The preliminary findings of the "Population and Housing Census 2022', " published in the last week of July, have marked the country's current population at 16.5 crores. However, the anatomised report would await us for a few more days.
The observed trend of decline in population growth and transformation of demographics after independence is optimistic. Still, the change of development vision in observing the population not as counting figures but as development agents through a fruitful transformation into human resources is crucial. From that perspective, it is important to reconsider the objectives of the 1994 International Conference on Population and Development (ICPD).
In relation to ICPD, recently, a multi-stakeholder workshop was organised by Power and Participation Research Centre (PPRC) jointly with UNFPA to remind us of the pledges, in light of the ICPD summit, to achieve the population and development targets in the coming decade.
Undoubtedly, the ICPD targets set in 1994 have had a significant impact on monitoring population policy outside the realm of bureaucratic impressions. Moreover, the revised action plan of ICPD on its 25th anniversary in 2019 chose the "Three Zeroes Agenda" to shed more specific focus on three compressed topics; firstly, zero 'unmet need' for family planning; secondly, zero gender-based violence and harmful practices and finally, zero preventable maternal deaths.
Bangladesh's progress toward achieving this population policy goal is commendable. However, there are still challenges in some respects. Particularly, the Covid-19 pandemic has marred some progress made over the years; even then, it is critical to be dedicated to current Bangladesh's population management strategy. But persistent challenges like child marriage and unintended pregnancies remain high due to a lack of awareness about reproductive health.
The same applies to the culture of impunity and the absence of fair trials, triggering more gender-based violence incidences. Besides, ambiguity over the population policy creates a blurred strategic vision. Additionally, it's also critical to contrast the disproportionate reliance on institutional delivery with the caesarean birth rate, which is currently three times the global average.
Having set the scene, let's encounter some unsettling statistics regarding the three Zeroes Agenda.
First, a stagnant trend persists in the rate of maternal mortality reduction. On top of that, in South Asia, Bangladesh has the highest rate of adolescent pregnancy. Second, a recent report by UNFPA outlines that the number of child marriages has increased by 10% within a year. Alarmingly, the low level of interest among 15- to 24-year-olds in family planning adoption is also striking.

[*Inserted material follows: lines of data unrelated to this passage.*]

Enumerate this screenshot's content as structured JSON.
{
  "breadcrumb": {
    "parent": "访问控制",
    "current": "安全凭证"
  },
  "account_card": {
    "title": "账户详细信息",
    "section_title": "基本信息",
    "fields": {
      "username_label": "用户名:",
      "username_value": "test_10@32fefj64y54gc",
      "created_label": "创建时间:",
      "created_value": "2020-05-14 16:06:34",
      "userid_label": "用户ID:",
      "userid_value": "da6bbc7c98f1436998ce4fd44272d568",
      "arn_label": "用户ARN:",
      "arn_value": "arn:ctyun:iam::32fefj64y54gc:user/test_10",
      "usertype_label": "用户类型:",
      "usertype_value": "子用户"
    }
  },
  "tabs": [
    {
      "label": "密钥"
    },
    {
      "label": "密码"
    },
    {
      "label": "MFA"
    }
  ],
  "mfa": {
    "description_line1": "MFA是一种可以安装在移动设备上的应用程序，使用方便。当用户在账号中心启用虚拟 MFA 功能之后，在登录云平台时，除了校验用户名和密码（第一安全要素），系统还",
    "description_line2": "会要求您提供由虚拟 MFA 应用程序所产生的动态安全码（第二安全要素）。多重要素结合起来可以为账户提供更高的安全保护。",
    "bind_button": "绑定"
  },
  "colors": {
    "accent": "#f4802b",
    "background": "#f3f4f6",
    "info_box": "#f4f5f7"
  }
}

Though marriage under the age of 18, according to the law, is prohibited, a significant number of girls are getting married before that.
Furthermore, there is a serious lack of knowledge regarding sexual and reproductive health and rights education or the way in which it should be promoted. As a result, it has become a double-edged sword by promoting child marriage while also increasing the number of unsafe abortions. Third, a 2015 poll by the Bangladesh Bureau of Statistics (BBS) revealed that 54.7% of married women experienced marital violence, including both physical and psychological.
Amid these off-route statistics, a demographic dividend is hard to achieve while there is an increasing trend of child marriage, maternal mortality and violence against women. In order to resolve our population development dilemma, it is crucial to revisit the 2012 population policy once more. Active collaborative participation of the local government organisations, educational institutions, community leaders, and NGO workers is also vital in achieving ICPD commitments.
In addition, stronger social campaigns are required to prevent child marriage, just as strong action is required to eliminate domestic violence. Moreover, an analysis of the economic costs of violence against women should be conducted in the context of international experiences so that its repercussions on both the public and private sectors can be clearly understood.
But it's worth noting that the Eighth Five-Year Plan (2020–25) incorporates some significant demographic concerns for the first time to reap the benefit of important population issues like demographic dividend. Additionally, improved population management and the effects of ageing are the two population issues that also have been addressed in the policy plan. In terms of population policy, the priorities set forth in this strategy are reasonable.
Particularly, programmes for reproductive health and sexuality education have been reinforced and updated family planning programmes focusing on rural poor, urban slum people and remote regions are worthwhile.
However, in light of the ICPD aim, it is crucial to plan for the simultaneous expansion of the rural health system and trained workforce in order to elevate skilled childbirth/delivery from 59 to 72% by 2025. Albeit, a key concern remains in how effective the current implementation strategies are, even if these strong objectives and targets are rightfully articulated in the policy papers.
With a revisit of the 2012 population policy once more to overcome the population issue, the role of the the National Population Council needs to be functional and constructive. Continuation of family planning efforts and ensuring good healthcare governance in private facilities are also necessary.
Finally, in light of the "Three Zeroes Agenda," it is essential to give the urban poor and slum inhabitants more attention and to strengthen the work of these three agendas, we must also periodically assess the situation in all three areas, act accordingly, and implement priority action plans.
Shabbir Ahmed is Research Assistant, Power and Participant Research Centre (PPRC) and Hossain Zillur Rahman is Executive Chairman, Power and Participation Research Centre (PPRC).
Disclaimer: The views and opinions expressed in this article are those of the author and do not necessarily reflect the opinions and views of The Business Standard.